◆ **DATA RECORDS**:
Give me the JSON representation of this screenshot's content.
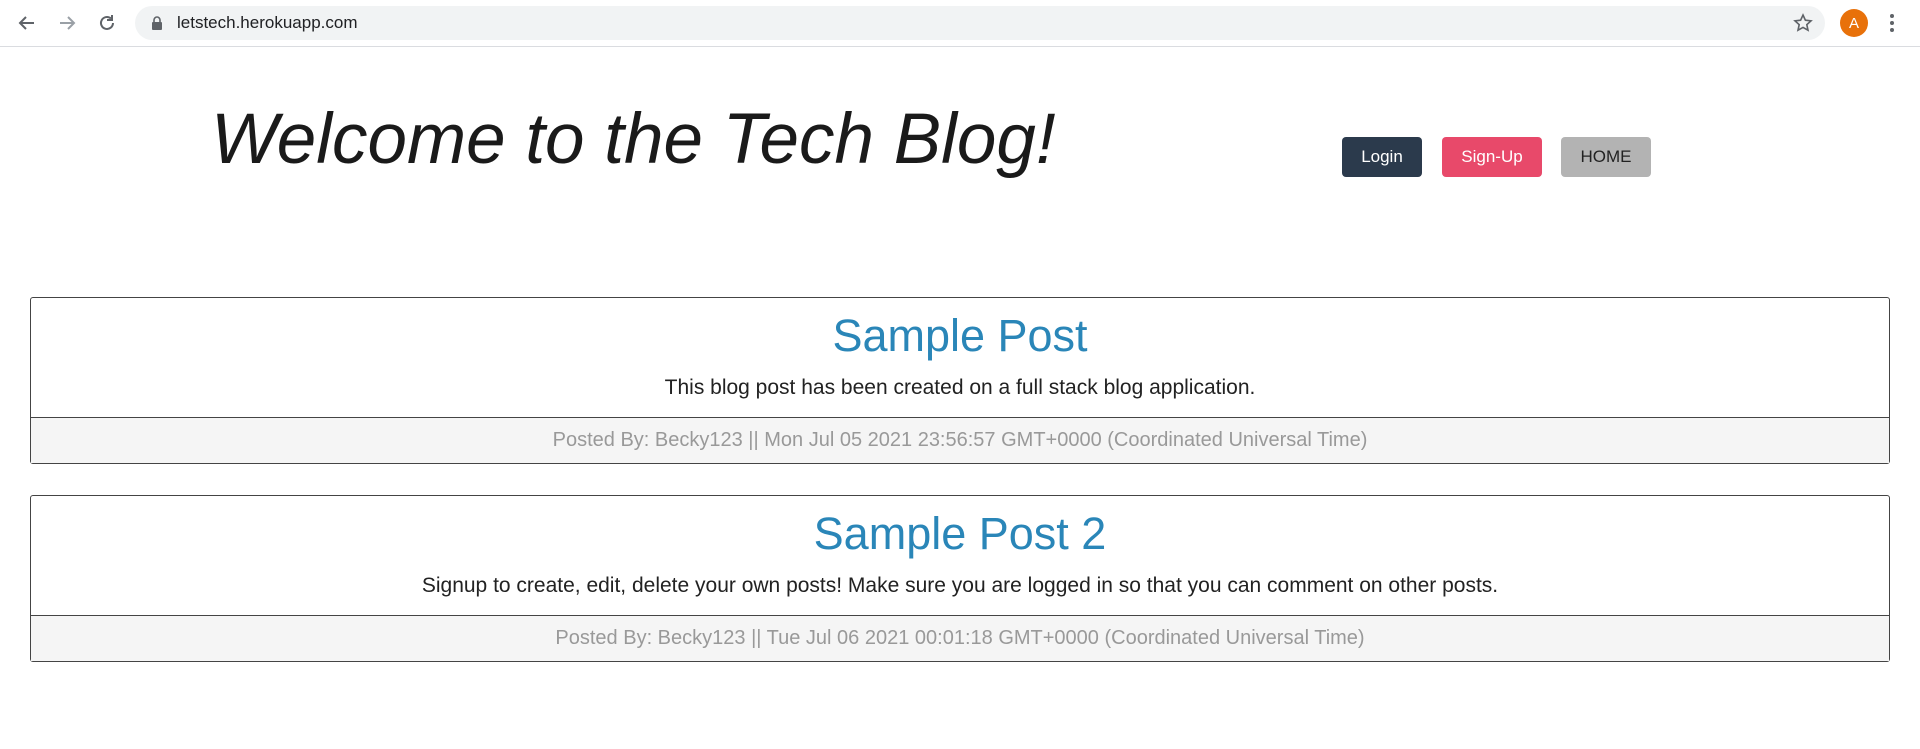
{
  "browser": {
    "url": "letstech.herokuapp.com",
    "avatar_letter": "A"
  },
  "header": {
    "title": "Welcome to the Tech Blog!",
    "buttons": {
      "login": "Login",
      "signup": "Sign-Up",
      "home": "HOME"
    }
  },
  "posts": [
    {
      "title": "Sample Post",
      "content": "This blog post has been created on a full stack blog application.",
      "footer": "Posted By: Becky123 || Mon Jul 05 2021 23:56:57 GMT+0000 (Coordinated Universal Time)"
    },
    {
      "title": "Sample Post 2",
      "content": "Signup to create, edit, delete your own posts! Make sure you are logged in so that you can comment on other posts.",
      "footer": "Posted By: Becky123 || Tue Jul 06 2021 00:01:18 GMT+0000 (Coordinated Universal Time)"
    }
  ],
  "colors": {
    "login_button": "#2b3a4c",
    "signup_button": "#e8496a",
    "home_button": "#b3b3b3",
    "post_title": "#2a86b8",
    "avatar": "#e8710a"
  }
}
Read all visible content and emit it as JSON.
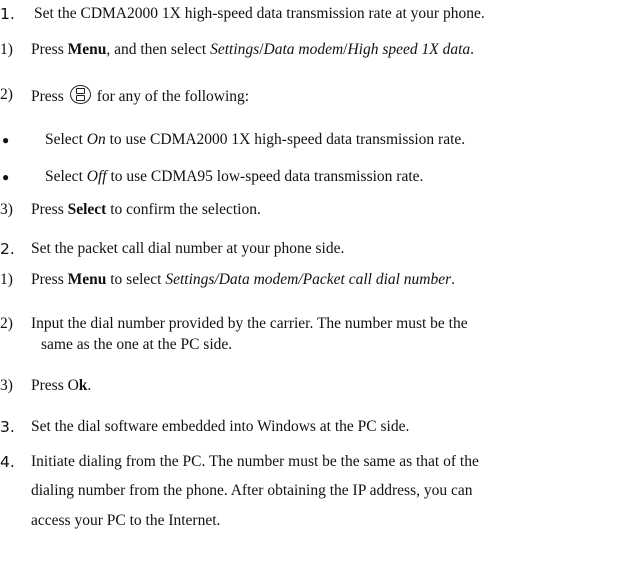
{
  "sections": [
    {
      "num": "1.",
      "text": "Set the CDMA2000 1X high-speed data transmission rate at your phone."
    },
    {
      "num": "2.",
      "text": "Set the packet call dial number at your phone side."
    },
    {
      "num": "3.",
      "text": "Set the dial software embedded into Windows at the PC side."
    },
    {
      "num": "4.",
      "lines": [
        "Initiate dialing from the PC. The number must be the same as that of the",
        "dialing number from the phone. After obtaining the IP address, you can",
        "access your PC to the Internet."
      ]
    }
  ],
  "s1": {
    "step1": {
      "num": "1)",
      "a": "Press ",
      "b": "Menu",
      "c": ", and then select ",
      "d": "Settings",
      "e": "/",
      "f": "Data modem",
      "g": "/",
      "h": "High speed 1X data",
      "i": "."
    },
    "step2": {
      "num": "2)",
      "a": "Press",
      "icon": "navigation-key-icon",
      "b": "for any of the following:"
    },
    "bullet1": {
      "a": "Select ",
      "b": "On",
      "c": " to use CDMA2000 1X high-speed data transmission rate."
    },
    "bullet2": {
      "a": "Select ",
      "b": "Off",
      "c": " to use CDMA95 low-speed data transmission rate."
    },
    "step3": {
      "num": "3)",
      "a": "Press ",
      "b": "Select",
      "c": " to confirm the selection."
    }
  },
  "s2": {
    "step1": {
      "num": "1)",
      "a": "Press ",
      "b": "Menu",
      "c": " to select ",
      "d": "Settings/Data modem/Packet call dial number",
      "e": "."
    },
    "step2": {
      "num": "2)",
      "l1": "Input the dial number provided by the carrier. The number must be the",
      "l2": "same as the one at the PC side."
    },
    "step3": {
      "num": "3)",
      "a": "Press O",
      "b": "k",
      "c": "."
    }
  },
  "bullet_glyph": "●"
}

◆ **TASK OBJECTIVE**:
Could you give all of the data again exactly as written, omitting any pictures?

◆ **WRITTEN SOLUTION**:
Give me the JSON representation of this screenshot's content.
{
  "browser": {
    "url": "letstech.herokuapp.com",
    "avatar_letter": "A"
  },
  "header": {
    "title": "Welcome to the Tech Blog!",
    "buttons": {
      "login": "Login",
      "signup": "Sign-Up",
      "home": "HOME"
    }
  },
  "posts": [
    {
      "title": "Sample Post",
      "content": "This blog post has been created on a full stack blog application.",
      "footer": "Posted By: Becky123 || Mon Jul 05 2021 23:56:57 GMT+0000 (Coordinated Universal Time)"
    },
    {
      "title": "Sample Post 2",
      "content": "Signup to create, edit, delete your own posts! Make sure you are logged in so that you can comment on other posts.",
      "footer": "Posted By: Becky123 || Tue Jul 06 2021 00:01:18 GMT+0000 (Coordinated Universal Time)"
    }
  ],
  "colors": {
    "login_button": "#2b3a4c",
    "signup_button": "#e8496a",
    "home_button": "#b3b3b3",
    "post_title": "#2a86b8",
    "avatar": "#e8710a"
  }
}
Read all visible content and emit it as JSON.
{
  "sections": [
    {
      "num": "1.",
      "text": "Set the CDMA2000 1X high-speed data transmission rate at your phone."
    },
    {
      "num": "2.",
      "text": "Set the packet call dial number at your phone side."
    },
    {
      "num": "3.",
      "text": "Set the dial software embedded into Windows at the PC side."
    },
    {
      "num": "4.",
      "lines": [
        "Initiate dialing from the PC. The number must be the same as that of the",
        "dialing number from the phone. After obtaining the IP address, you can",
        "access your PC to the Internet."
      ]
    }
  ],
  "s1": {
    "step1": {
      "num": "1)",
      "a": "Press ",
      "b": "Menu",
      "c": ", and then select ",
      "d": "Settings",
      "e": "/",
      "f": "Data modem",
      "g": "/",
      "h": "High speed 1X data",
      "i": "."
    },
    "step2": {
      "num": "2)",
      "a": "Press",
      "icon": "navigation-key-icon",
      "b": "for any of the following:"
    },
    "bullet1": {
      "a": "Select ",
      "b": "On",
      "c": " to use CDMA2000 1X high-speed data transmission rate."
    },
    "bullet2": {
      "a": "Select ",
      "b": "Off",
      "c": " to use CDMA95 low-speed data transmission rate."
    },
    "step3": {
      "num": "3)",
      "a": "Press ",
      "b": "Select",
      "c": " to confirm the selection."
    }
  },
  "s2": {
    "step1": {
      "num": "1)",
      "a": "Press ",
      "b": "Menu",
      "c": " to select ",
      "d": "Settings/Data modem/Packet call dial number",
      "e": "."
    },
    "step2": {
      "num": "2)",
      "l1": "Input the dial number provided by the carrier. The number must be the",
      "l2": "same as the one at the PC side."
    },
    "step3": {
      "num": "3)",
      "a": "Press O",
      "b": "k",
      "c": "."
    }
  },
  "bullet_glyph": "●"
}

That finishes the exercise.